Success Story: Marla “…learns something everyday…”

Shipping, receiving, operating machines, working in a company’s quality department. In nearly a decade of working in the manufacturing field, Marla Sanders has had many responsibilities over the years. Sanders participated in the Manufacturing Renaissance training program at the Austin Polytechnical Academy, graduating from the program in 2012 in its second graduating class.

Sanders grew up in  large family – she has nine brothers and three sisters. She and seven of her siblings grew up in Austin. Sanders says there were frequent incidents of violence in the community. “Something has to change,” she says of gang violence in the community. One of the things that changed for her, she says, is that she learned skills – soft and hard skills – needed to succeed in manufacturing.
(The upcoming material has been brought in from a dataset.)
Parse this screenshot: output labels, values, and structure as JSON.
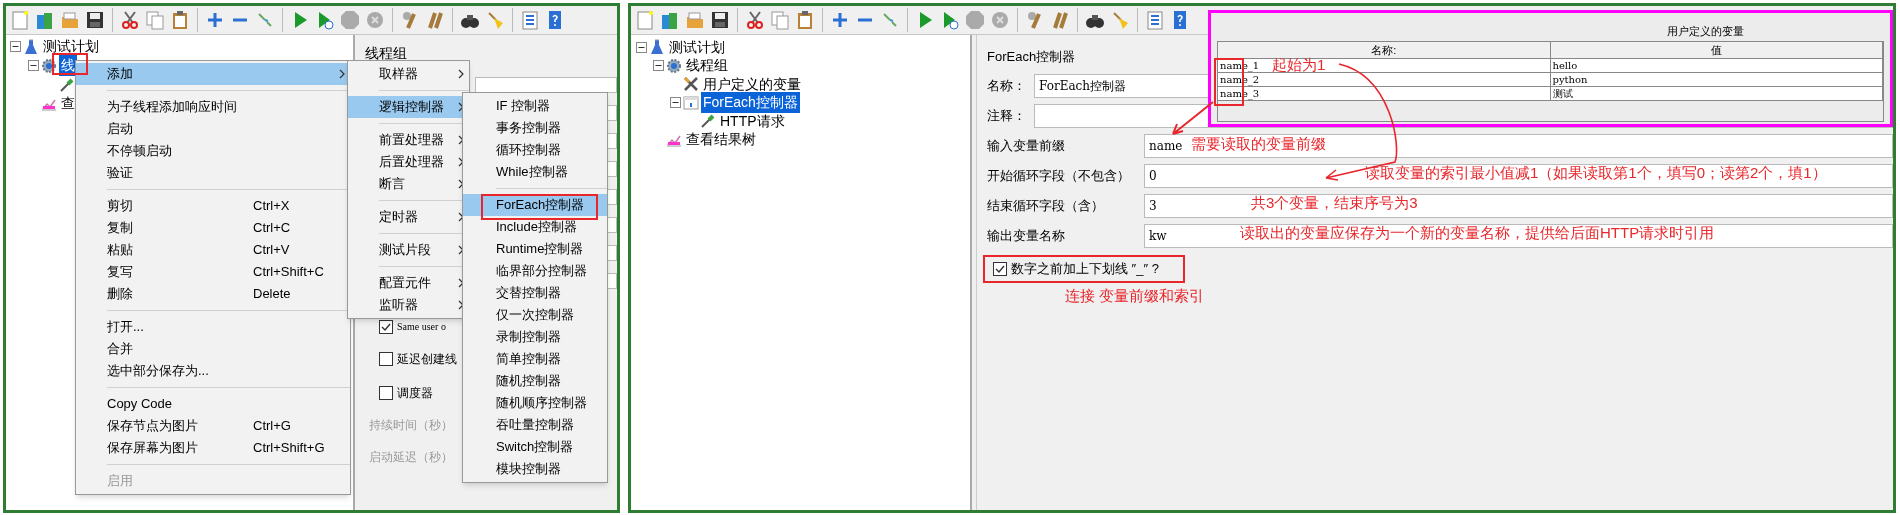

Building a career

Sanders has worked in various positions in the manufacturing field. After participating in job shadowing activities through Manufacturing Renaissance at Guardian Equipment in Chicago, she worked in shipping and receiving for the company for two years (Guardian manufactures eyewash and shower products). After that, she worked for two years for a third-party company on the city’s southeast side called Flex-N-Gate, which made parts for Ford Motor Company. She was in the quality department, checking parts for the company. Later, she was a machine operator for Ferrara Candy Company in Chicago on the city’s southwest side.

“Once I learned a job, I realized you just had to have common sense,” she says. “I learned that I can do this. And I did.”

After taking a break, Sanders resumed her work in the manufacturing field in 2021 for Altium Packaging, a large plastic container company and supplier of packaging in West Chicago, where she works as a quality inspector.

Learning key skills

Sanders says that her experience with Manufacturing Renaissance helped prepare her for multiple positions in the field. “They made sense of it,” she says. “Basically they take you step-by-step – teaching life skills, comprehending work areas. We also went to different companies and took tours. That helped me learn about what I was getting into, and I was able to ask questions. That made it easier.”

“This is the perfect program if you want to go into manufacturing,” she says. “It’s a great program.”

When it came time to look for a position, she adds, Dee Dee Jones, Industry Coordinator at Manufacturing Renaissance, helped her put together a LinkedIn profile. “I found that there are a lot of jobs in the field,” says Sanders.

When she participated in the program, Sanders was one of two women in her cohort. “We can do this as well – or better – than the men,” she says with a laugh. Sanders has earned certifications from the National Institute of Metalworking Skills (NIMS) in measurement, materials, and safety. NIMS is a national nonprofit that helps organizations improve workforce performance by teaching them how to train and validate training with practical experiences that reflect what employees face on the job.

While Sanders participated in the Manufacturing Renaissance program that later became Manufacturing Connect, she is now a member of the Young Manufacturers Association, which serves as both a network and a program for young adults, aged 18-29, who are pursuing careers in manufacturing, are in between jobs, in training, or are interested in starting a career in manufacturing.

“Marla is a hardworking person,” says Torres Hughes, program coordinator for the Young Manufacturers Association. “She walks the walk, and has really done great work.” Hughes and Sanders went to high school together in Austin.

Speaking out

Sanders has also engaged with leading elected officials and government officials on manufacturing issues. On November 3, Sanders shared a question about the importance of educating young people about and providing training opportunities in the manufacturing field at a meeting of the Chicago Manufacturing Renaissance Council. The meeting featured a presentation by Don Graves, Deputy Secretary of the U.S. Department of Commerce.

“People in my age group don’t know much about manufacturing as a good career option.. How can we  work with elected officials to spread the word about opportunities for training and careers in manufacturing?,” she asked.

Cook County President Toni Preckwinkle responded by sharing information about current programs and confirmed that “there’s a lot of outreach we have to do to persuade young people, to inform young people about opportunities in manufacturing. Graves added that people have to “have to have the opportunity to learn more about the manufacturing sector.”

Sanders lives in Mount Prospect with her two boys, who are nine and five years old. When she looks at the future, she says she keeps in mind that “you can move ahead in companies in the manufacturing field more than in many other fields.” Down the road, she adds, she wants to get a degree in electrical engineering and go into management.

“In manufacturing,” she says, “you can learn stuff every day. You just have to ask questions.”

-Dan Baron